'''
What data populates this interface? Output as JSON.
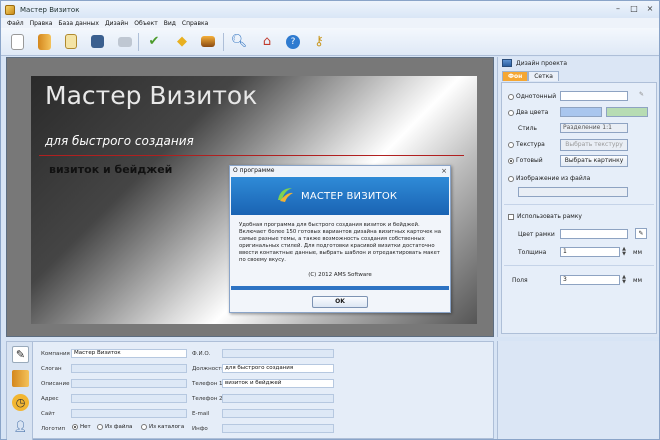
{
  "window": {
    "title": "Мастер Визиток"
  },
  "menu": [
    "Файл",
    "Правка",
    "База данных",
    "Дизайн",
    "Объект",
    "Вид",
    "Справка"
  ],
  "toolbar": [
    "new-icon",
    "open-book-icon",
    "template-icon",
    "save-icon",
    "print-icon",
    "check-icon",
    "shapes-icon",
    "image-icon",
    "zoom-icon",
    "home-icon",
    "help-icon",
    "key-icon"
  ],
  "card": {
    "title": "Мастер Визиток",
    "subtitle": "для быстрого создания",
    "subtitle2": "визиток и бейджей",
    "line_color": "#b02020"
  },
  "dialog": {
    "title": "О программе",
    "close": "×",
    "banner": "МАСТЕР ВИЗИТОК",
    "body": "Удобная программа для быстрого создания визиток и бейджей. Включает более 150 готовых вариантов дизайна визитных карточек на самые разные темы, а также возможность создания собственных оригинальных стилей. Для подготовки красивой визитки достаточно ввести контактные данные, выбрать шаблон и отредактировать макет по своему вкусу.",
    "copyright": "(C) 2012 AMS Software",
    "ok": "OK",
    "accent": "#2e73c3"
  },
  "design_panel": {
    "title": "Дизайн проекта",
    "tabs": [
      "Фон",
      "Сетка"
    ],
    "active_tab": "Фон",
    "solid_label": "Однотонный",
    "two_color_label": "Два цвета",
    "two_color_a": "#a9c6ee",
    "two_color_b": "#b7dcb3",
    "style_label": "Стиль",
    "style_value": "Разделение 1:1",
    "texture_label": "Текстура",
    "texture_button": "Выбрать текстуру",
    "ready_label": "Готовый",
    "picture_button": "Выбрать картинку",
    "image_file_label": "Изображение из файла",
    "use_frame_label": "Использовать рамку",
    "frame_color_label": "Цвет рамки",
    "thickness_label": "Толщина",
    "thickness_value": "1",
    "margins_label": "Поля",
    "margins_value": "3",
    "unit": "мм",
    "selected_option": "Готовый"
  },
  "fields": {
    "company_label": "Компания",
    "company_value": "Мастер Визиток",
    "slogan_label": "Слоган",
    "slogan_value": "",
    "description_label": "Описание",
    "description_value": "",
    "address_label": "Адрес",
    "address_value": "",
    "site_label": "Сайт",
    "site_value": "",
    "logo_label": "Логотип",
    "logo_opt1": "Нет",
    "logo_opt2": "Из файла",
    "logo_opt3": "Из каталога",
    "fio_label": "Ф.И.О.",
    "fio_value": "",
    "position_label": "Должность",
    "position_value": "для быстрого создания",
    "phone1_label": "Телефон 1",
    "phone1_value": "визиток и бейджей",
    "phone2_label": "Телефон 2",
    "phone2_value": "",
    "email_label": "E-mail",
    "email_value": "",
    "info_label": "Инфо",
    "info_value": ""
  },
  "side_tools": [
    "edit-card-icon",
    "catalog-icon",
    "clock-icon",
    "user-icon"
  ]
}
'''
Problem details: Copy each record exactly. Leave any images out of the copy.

Your solution:
What data populates this interface? Output as JSON.
{
  "window": {
    "title": "Мастер Визиток"
  },
  "menu": [
    "Файл",
    "Правка",
    "База данных",
    "Дизайн",
    "Объект",
    "Вид",
    "Справка"
  ],
  "toolbar": [
    "new-icon",
    "open-book-icon",
    "template-icon",
    "save-icon",
    "print-icon",
    "check-icon",
    "shapes-icon",
    "image-icon",
    "zoom-icon",
    "home-icon",
    "help-icon",
    "key-icon"
  ],
  "card": {
    "title": "Мастер Визиток",
    "subtitle": "для быстрого создания",
    "subtitle2": "визиток и бейджей",
    "line_color": "#b02020"
  },
  "dialog": {
    "title": "О программе",
    "close": "×",
    "banner": "МАСТЕР ВИЗИТОК",
    "body": "Удобная программа для быстрого создания визиток и бейджей. Включает более 150 готовых вариантов дизайна визитных карточек на самые разные темы, а также возможность создания собственных оригинальных стилей. Для подготовки красивой визитки достаточно ввести контактные данные, выбрать шаблон и отредактировать макет по своему вкусу.",
    "copyright": "(C) 2012 AMS Software",
    "ok": "OK",
    "accent": "#2e73c3"
  },
  "design_panel": {
    "title": "Дизайн проекта",
    "tabs": [
      "Фон",
      "Сетка"
    ],
    "active_tab": "Фон",
    "solid_label": "Однотонный",
    "two_color_label": "Два цвета",
    "two_color_a": "#a9c6ee",
    "two_color_b": "#b7dcb3",
    "style_label": "Стиль",
    "style_value": "Разделение 1:1",
    "texture_label": "Текстура",
    "texture_button": "Выбрать текстуру",
    "ready_label": "Готовый",
    "picture_button": "Выбрать картинку",
    "image_file_label": "Изображение из файла",
    "use_frame_label": "Использовать рамку",
    "frame_color_label": "Цвет рамки",
    "thickness_label": "Толщина",
    "thickness_value": "1",
    "margins_label": "Поля",
    "margins_value": "3",
    "unit": "мм",
    "selected_option": "Готовый"
  },
  "fields": {
    "company_label": "Компания",
    "company_value": "Мастер Визиток",
    "slogan_label": "Слоган",
    "slogan_value": "",
    "description_label": "Описание",
    "description_value": "",
    "address_label": "Адрес",
    "address_value": "",
    "site_label": "Сайт",
    "site_value": "",
    "logo_label": "Логотип",
    "logo_opt1": "Нет",
    "logo_opt2": "Из файла",
    "logo_opt3": "Из каталога",
    "fio_label": "Ф.И.О.",
    "fio_value": "",
    "position_label": "Должность",
    "position_value": "для быстрого создания",
    "phone1_label": "Телефон 1",
    "phone1_value": "визиток и бейджей",
    "phone2_label": "Телефон 2",
    "phone2_value": "",
    "email_label": "E-mail",
    "email_value": "",
    "info_label": "Инфо",
    "info_value": ""
  },
  "side_tools": [
    "edit-card-icon",
    "catalog-icon",
    "clock-icon",
    "user-icon"
  ]
}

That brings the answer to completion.